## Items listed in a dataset
--------

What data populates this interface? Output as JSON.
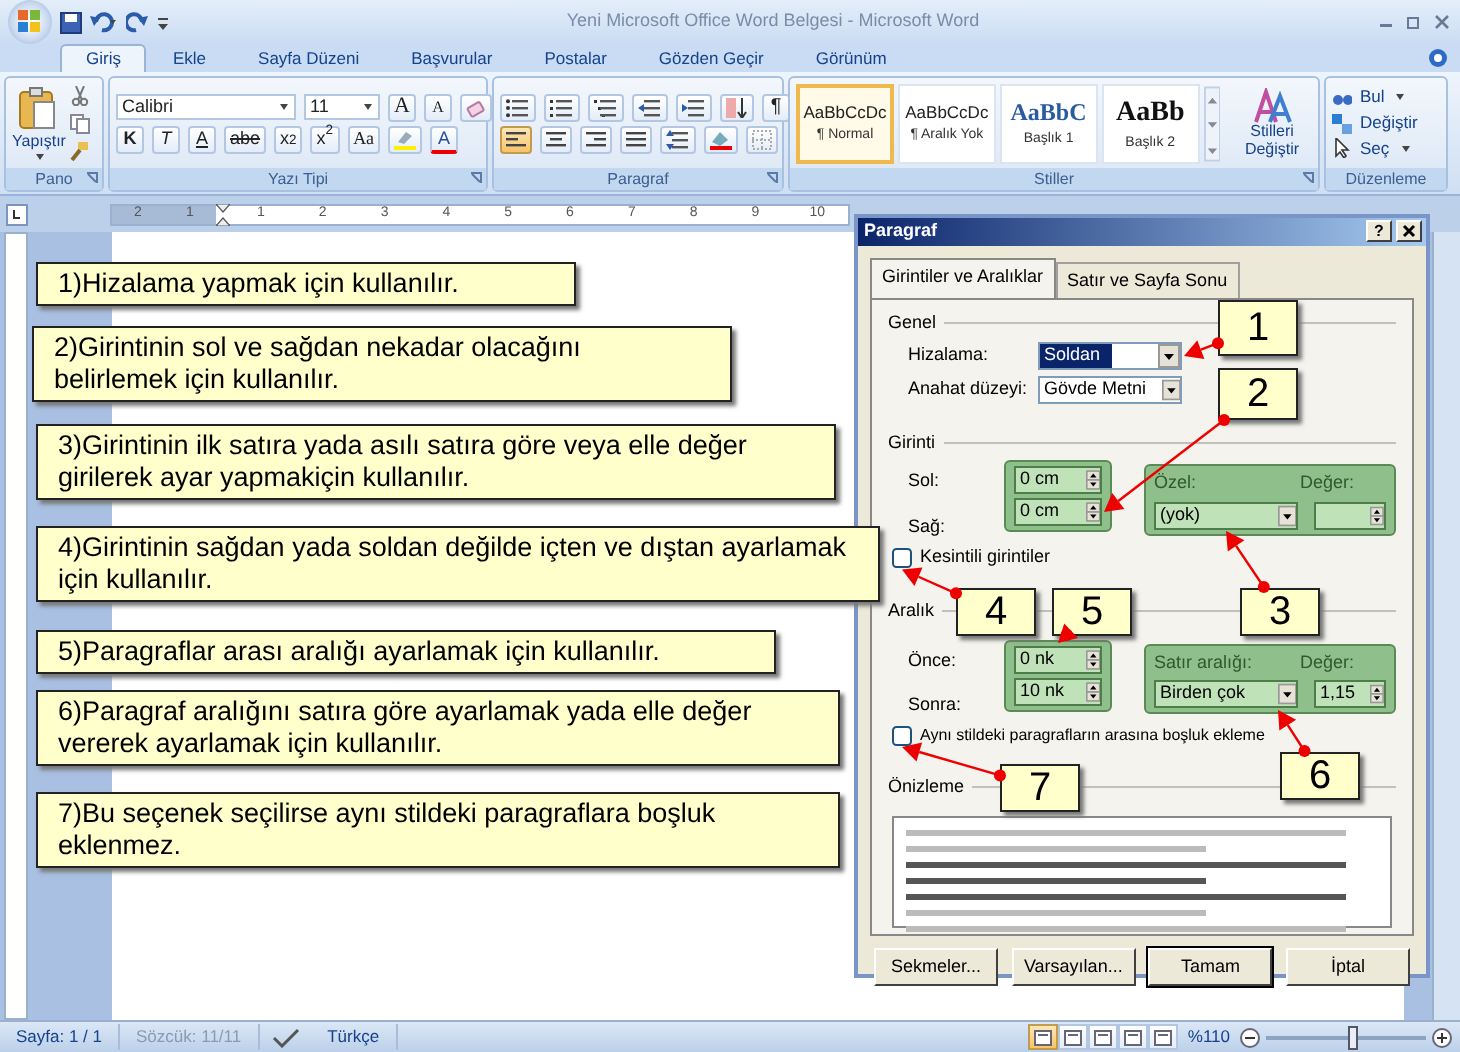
{
  "window": {
    "title": "Yeni Microsoft Office Word Belgesi - Microsoft Word"
  },
  "tabs": [
    {
      "label": "Giriş",
      "selected": true
    },
    {
      "label": "Ekle",
      "selected": false
    },
    {
      "label": "Sayfa Düzeni",
      "selected": false
    },
    {
      "label": "Başvurular",
      "selected": false
    },
    {
      "label": "Postalar",
      "selected": false
    },
    {
      "label": "Gözden Geçir",
      "selected": false
    },
    {
      "label": "Görünüm",
      "selected": false
    }
  ],
  "ribbon": {
    "clipboard": {
      "paste_label": "Yapıştır",
      "group_label": "Pano"
    },
    "font": {
      "name": "Calibri",
      "size": "11",
      "size_buttons": [
        "A",
        "A"
      ],
      "format_buttons": [
        "K",
        "T",
        "A",
        "abe",
        "x$_{2}$",
        "x$^{2}$",
        "Aa"
      ],
      "color_button": "A",
      "group_label": "Yazı Tipi"
    },
    "paragraph": {
      "pilcrow": "¶",
      "align_buttons": [
        {
          "selected": true
        },
        {
          "selected": false
        },
        {
          "selected": false
        },
        {
          "selected": false
        }
      ],
      "group_label": "Paragraf"
    },
    "styles": {
      "items": [
        {
          "preview": "AaBbCcDc",
          "name": "¶ Normal",
          "kind": "body",
          "selected": true
        },
        {
          "preview": "AaBbCcDc",
          "name": "¶ Aralık Yok",
          "kind": "body",
          "selected": false
        },
        {
          "preview": "AaBbC",
          "name": "Başlık 1",
          "kind": "heading1",
          "selected": false
        },
        {
          "preview": "AaBb",
          "name": "Başlık 2",
          "kind": "heading2",
          "selected": false
        }
      ],
      "change_label": "Stilleri Değiştir",
      "group_label": "Stiller"
    },
    "editing": {
      "items": [
        {
          "label": "Bul",
          "dropdown": true
        },
        {
          "label": "Değiştir",
          "dropdown": false
        },
        {
          "label": "Seç",
          "dropdown": true
        }
      ],
      "group_label": "Düzenleme"
    }
  },
  "ruler": {
    "left_labels": [
      "2",
      "1"
    ],
    "right_labels": [
      "1",
      "2",
      "3",
      "4",
      "5",
      "6",
      "7",
      "8",
      "9",
      "10"
    ]
  },
  "callouts": [
    "1)Hizalama yapmak için kullanılır.",
    "2)Girintinin sol ve sağdan nekadar olacağını belirlemek için kullanılır.",
    "3)Girintinin ilk satıra yada asılı satıra göre veya elle değer girilerek ayar yapmakiçin kullanılır.",
    "4)Girintinin sağdan yada soldan değilde içten ve dıştan ayarlamak için kullanılır.",
    "5)Paragraflar arası aralığı ayarlamak için kullanılır.",
    "6)Paragraf aralığını satıra göre ayarlamak yada elle değer vererek ayarlamak için kullanılır.",
    "7)Bu seçenek seçilirse aynı stildeki paragraflara boşluk eklenmez."
  ],
  "markers": [
    "1",
    "2",
    "4",
    "5",
    "3",
    "6",
    "7"
  ],
  "dialog": {
    "title": "Paragraf",
    "help": "?",
    "tabs": [
      {
        "label": "Girintiler ve Aralıklar",
        "selected": true
      },
      {
        "label": "Satır ve Sayfa Sonu",
        "selected": false
      }
    ],
    "general": {
      "heading": "Genel",
      "alignment": {
        "label": "Hizalama:",
        "value": "Soldan",
        "focused": true
      },
      "outline": {
        "label": "Anahat düzeyi:",
        "value": "Gövde Metni",
        "focused": false
      }
    },
    "indent": {
      "heading": "Girinti",
      "left": {
        "label": "Sol:",
        "value": "0 cm"
      },
      "right": {
        "label": "Sağ:",
        "value": "0 cm"
      },
      "special": {
        "label": "Özel:",
        "value": "(yok)"
      },
      "by": {
        "label": "Değer:"
      },
      "mirror": {
        "label": "Kesintili girintiler",
        "checked": false
      }
    },
    "spacing": {
      "heading": "Aralık",
      "before": {
        "label": "Önce:",
        "value": "0 nk"
      },
      "after": {
        "label": "Sonra:",
        "value": "10 nk"
      },
      "line": {
        "label": "Satır aralığı:",
        "value": "Birden çok"
      },
      "at": {
        "label": "Değer:",
        "value": "1,15"
      },
      "no_space": {
        "label": "Aynı stildeki paragrafların arasına boşluk ekleme",
        "checked": false
      }
    },
    "preview": {
      "heading": "Önizleme"
    },
    "buttons": [
      {
        "label": "Sekmeler...",
        "default": false
      },
      {
        "label": "Varsayılan...",
        "default": false
      },
      {
        "label": "Tamam",
        "default": true
      },
      {
        "label": "İptal",
        "default": false
      }
    ]
  },
  "status_bar": {
    "page": "Sayfa: 1 / 1",
    "words": "Sözcük: 11/11",
    "language": "Türkçe",
    "views": [
      {
        "selected": true
      },
      {
        "selected": false
      },
      {
        "selected": false
      },
      {
        "selected": false
      },
      {
        "selected": false
      }
    ],
    "zoom": "%110",
    "zoom_slider": {
      "level": 0.55
    }
  }
}
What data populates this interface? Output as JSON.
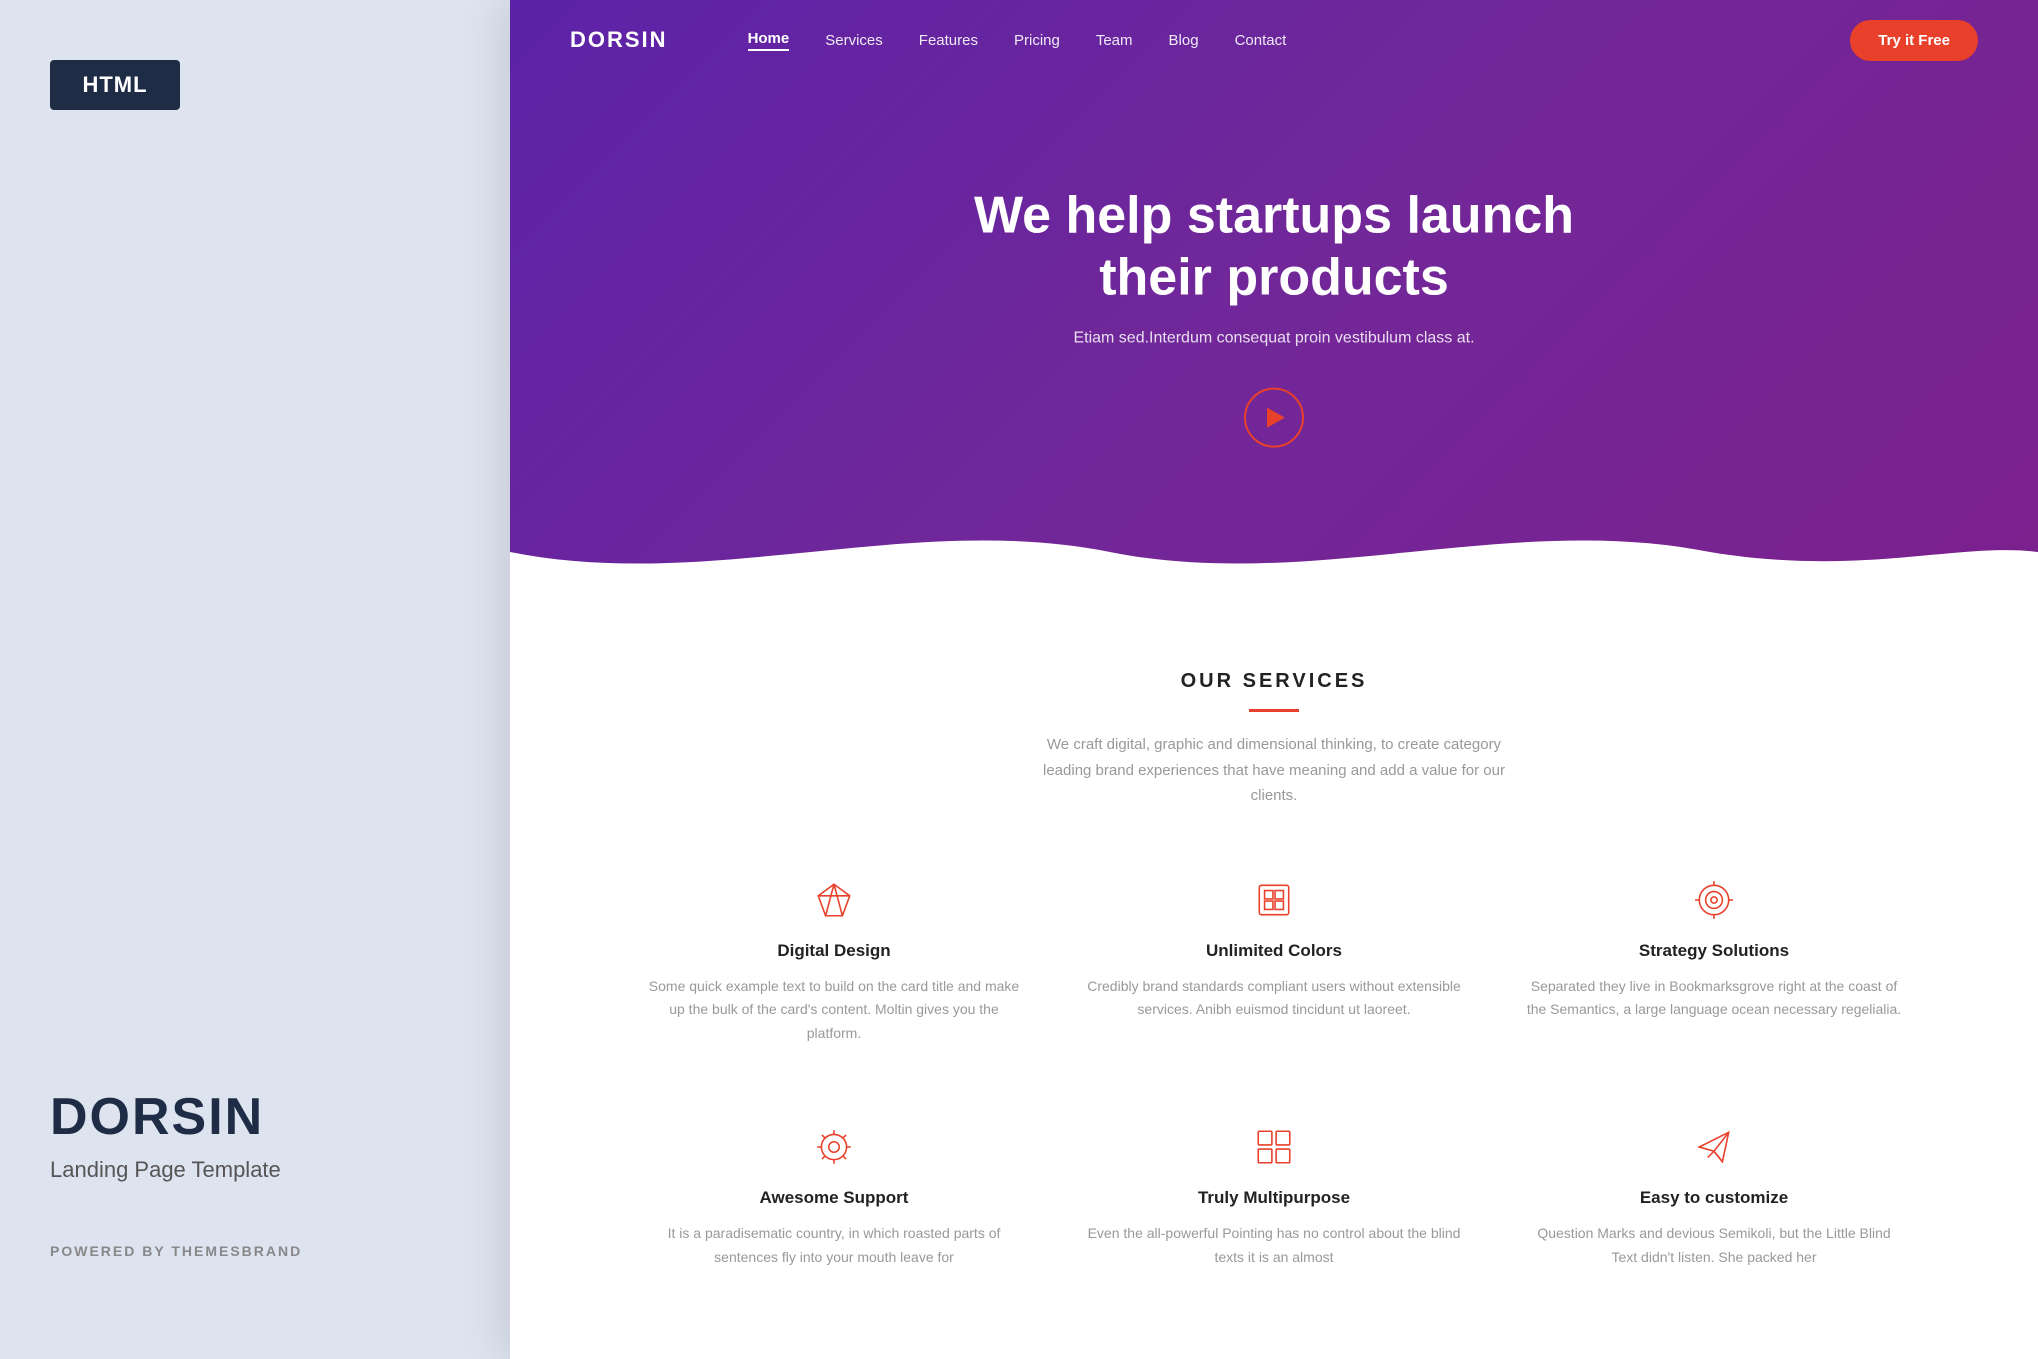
{
  "left": {
    "badge": "HTML",
    "brand": "DORSIN",
    "subtitle": "Landing Page Template",
    "powered": "POWERED BY THEMESBRAND"
  },
  "navbar": {
    "logo": "DORSIN",
    "links": [
      {
        "label": "Home",
        "active": true
      },
      {
        "label": "Services",
        "active": false
      },
      {
        "label": "Features",
        "active": false
      },
      {
        "label": "Pricing",
        "active": false
      },
      {
        "label": "Team",
        "active": false
      },
      {
        "label": "Blog",
        "active": false
      },
      {
        "label": "Contact",
        "active": false
      }
    ],
    "cta": "Try it Free"
  },
  "hero": {
    "title": "We help startups launch their products",
    "subtitle": "Etiam sed.Interdum consequat proin vestibulum class at."
  },
  "services": {
    "label": "OUR SERVICES",
    "description": "We craft digital, graphic and dimensional thinking, to create category leading brand experiences that have meaning and add a value for our clients.",
    "items": [
      {
        "title": "Digital Design",
        "text": "Some quick example text to build on the card title and make up the bulk of the card's content. Moltin gives you the platform.",
        "icon": "diamond"
      },
      {
        "title": "Unlimited Colors",
        "text": "Credibly brand standards compliant users without extensible services. Anibh euismod tincidunt ut laoreet.",
        "icon": "palette"
      },
      {
        "title": "Strategy Solutions",
        "text": "Separated they live in Bookmarksgrove right at the coast of the Semantics, a large language ocean necessary regelialia.",
        "icon": "target"
      },
      {
        "title": "Awesome Support",
        "text": "It is a paradisematic country, in which roasted parts of sentences fly into your mouth leave for",
        "icon": "settings"
      },
      {
        "title": "Truly Multipurpose",
        "text": "Even the all-powerful Pointing has no control about the blind texts it is an almost",
        "icon": "grid"
      },
      {
        "title": "Easy to customize",
        "text": "Question Marks and devious Semikoli, but the Little Blind Text didn't listen. She packed her",
        "icon": "plane"
      }
    ]
  }
}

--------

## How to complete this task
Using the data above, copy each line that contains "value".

## Response below
        "value": "Soldan",
        "value": "Gövde Metni",
        "value": "0 cm"
        "value": "0 cm"
        "value": "(yok)"
        "value": "0 nk"
        "value": "10 nk"
        "value": "Birden çok"
        "value": "1,15"
    "description": "We craft digital, graphic and dimensional thinking, to create category leading brand experiences that have meaning and add a value for our clients.",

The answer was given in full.